  • Investigative occupations frequently involve working with ideas, and require an extensive amount of thinking. These occupations can involve searching for facts and figuring out problems mentally.
  • Artistic
  • Artistic occupations frequently involve working with forms, designs and patterns. They often require self-expression and the work can be done without following a clear set of rules.
  • Enterprising
  • Enterprising occupations frequently involve starting up and carrying out projects. These occupations can involve leading people and making many decisions. Sometimes they require risk taking and often deal with business.
  • Social
  • Social occupations frequently involve working with, communicating with, and teaching people.
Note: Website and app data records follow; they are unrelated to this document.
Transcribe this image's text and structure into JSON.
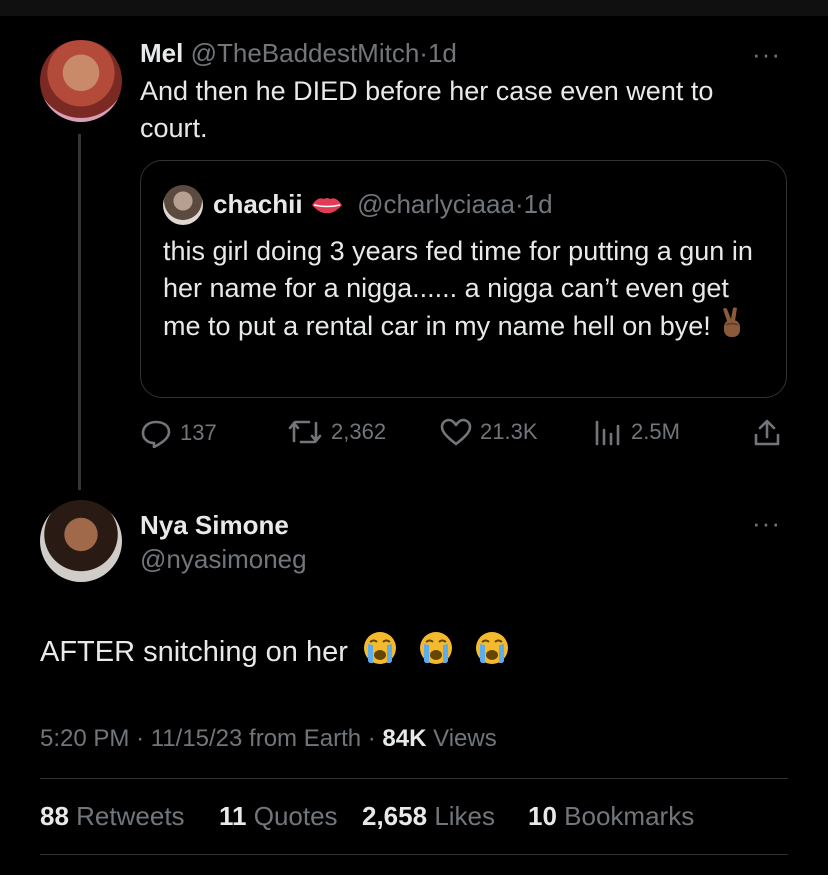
{
  "parent_tweet": {
    "name": "Mel",
    "handle": "@TheBaddestMitch",
    "separator": "·",
    "time": "1d",
    "text": "And then he DIED before her case even went to court.",
    "more_label": "···",
    "quote": {
      "name": "chachii",
      "name_emoji": "lips-icon",
      "handle": "@charlyciaaa",
      "separator": "·",
      "time": "1d",
      "text": "this girl doing 3 years fed time for putting a gun in her name for a nigga...... a nigga can’t even get me to put a rental car in my name hell on bye!",
      "trailing_emoji": "victory-hand-icon"
    },
    "actions": {
      "replies": "137",
      "retweets": "2,362",
      "likes": "21.3K",
      "views": "2.5M"
    }
  },
  "main_tweet": {
    "name": "Nya Simone",
    "handle": "@nyasimoneg",
    "more_label": "···",
    "text": "AFTER snitching on her",
    "emojis": [
      "loudly-crying-face-icon",
      "loudly-crying-face-icon",
      "loudly-crying-face-icon"
    ],
    "meta": {
      "time": "5:20 PM",
      "sep1": "·",
      "date": "11/15/23",
      "location": "from Earth",
      "sep2": "·",
      "views_count": "84K",
      "views_label": "Views"
    },
    "stats": {
      "retweets_count": "88",
      "retweets_label": "Retweets",
      "quotes_count": "11",
      "quotes_label": "Quotes",
      "likes_count": "2,658",
      "likes_label": "Likes",
      "bookmarks_count": "10",
      "bookmarks_label": "Bookmarks"
    }
  },
  "colors": {
    "background": "#000000",
    "text": "#e7e9ea",
    "muted": "#71767b",
    "border": "#2f3336"
  }
}
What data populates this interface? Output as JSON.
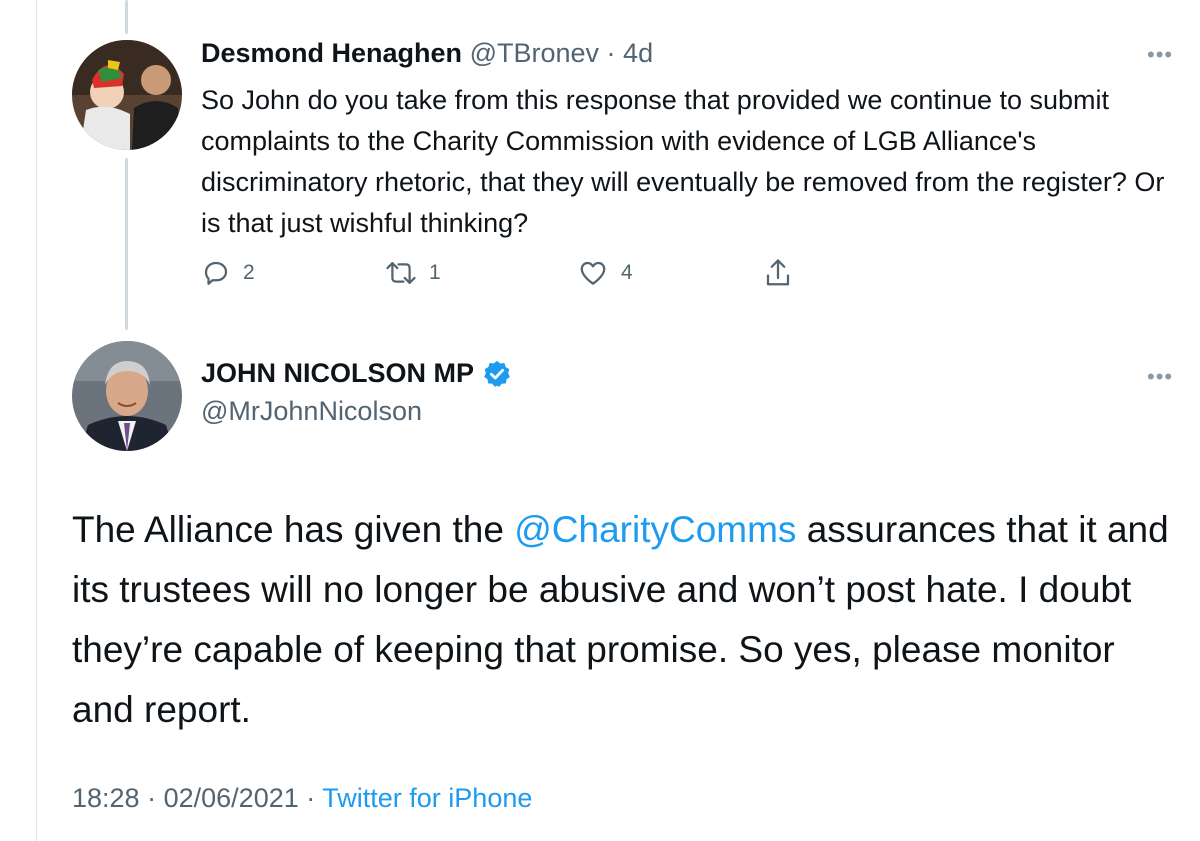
{
  "reply_tweet": {
    "author_name": "Desmond Henaghen",
    "handle": "@TBronev",
    "separator": "·",
    "age": "4d",
    "text": "So John do you take from this response that provided we continue to submit complaints to the Charity Commission with evidence of LGB Alliance's discriminatory rhetoric, that they will eventually be removed from the register? Or is that just wishful thinking?",
    "reply_count": "2",
    "retweet_count": "1",
    "like_count": "4",
    "more_icon": "more-horizontal-icon"
  },
  "main_tweet": {
    "author_name": "JOHN NICOLSON MP",
    "handle": "@MrJohnNicolson",
    "verified": true,
    "text_before_mention": "The Alliance has given the ",
    "mention": "@CharityComms",
    "text_after_mention": " assurances that it and its trustees will no longer be abusive and won’t post hate. I doubt they’re capable of keeping that promise. So yes, please monitor and report.",
    "time": "18:28",
    "separator": "·",
    "date": "02/06/2021",
    "source": "Twitter for iPhone",
    "more_icon": "more-horizontal-icon"
  },
  "colors": {
    "link": "#1d9bf0",
    "muted_text": "#536471",
    "text": "#0f1419",
    "thread_line": "#cfd9de",
    "verified": "#1d9bf0"
  }
}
These occupations often involve helping or providing service to others.
  • First Interest High-Point
  • Primary-Rank Descriptiveness
  • Third Interest High-Point
  • Tertiary-Cutoff/Rank Descriptiveness

Work Styles

  • Dependability
  • Job requires being reliable, responsible, and dependable, and fulfilling obligations.
  • Independence
  • Job requires developing one's own ways of doing things, guiding oneself with little or no supervision, and depending on oneself to get things done.
  • Integrity
  • Job requires being honest and ethical.
  • Social Orientation
  • Job requires preferring to work with others rather than alone, and being personally connected with others on the job.
  • Concern for Others
  • Job requires being sensitive to others' needs and feelings and being understanding and helpful on the job.
  • Cooperation
  • Job requires being pleasant with others on the job and displaying a good-natured, cooperative attitude.
  • Self Control
  • Job requires maintaining composure, keeping emotions in check, controlling anger, and avoiding aggressive behavior, even in very difficult situations.
  • Attention to Detail
  • Job requires being careful about detail and thorough in completing work tasks.
  • Achievement/Effort
  • Job requires establishing and maintaining personally challenging achievement goals and exerting effort toward mastering tasks.
  • Persistence
  • Job requires persistence in the face of obstacles.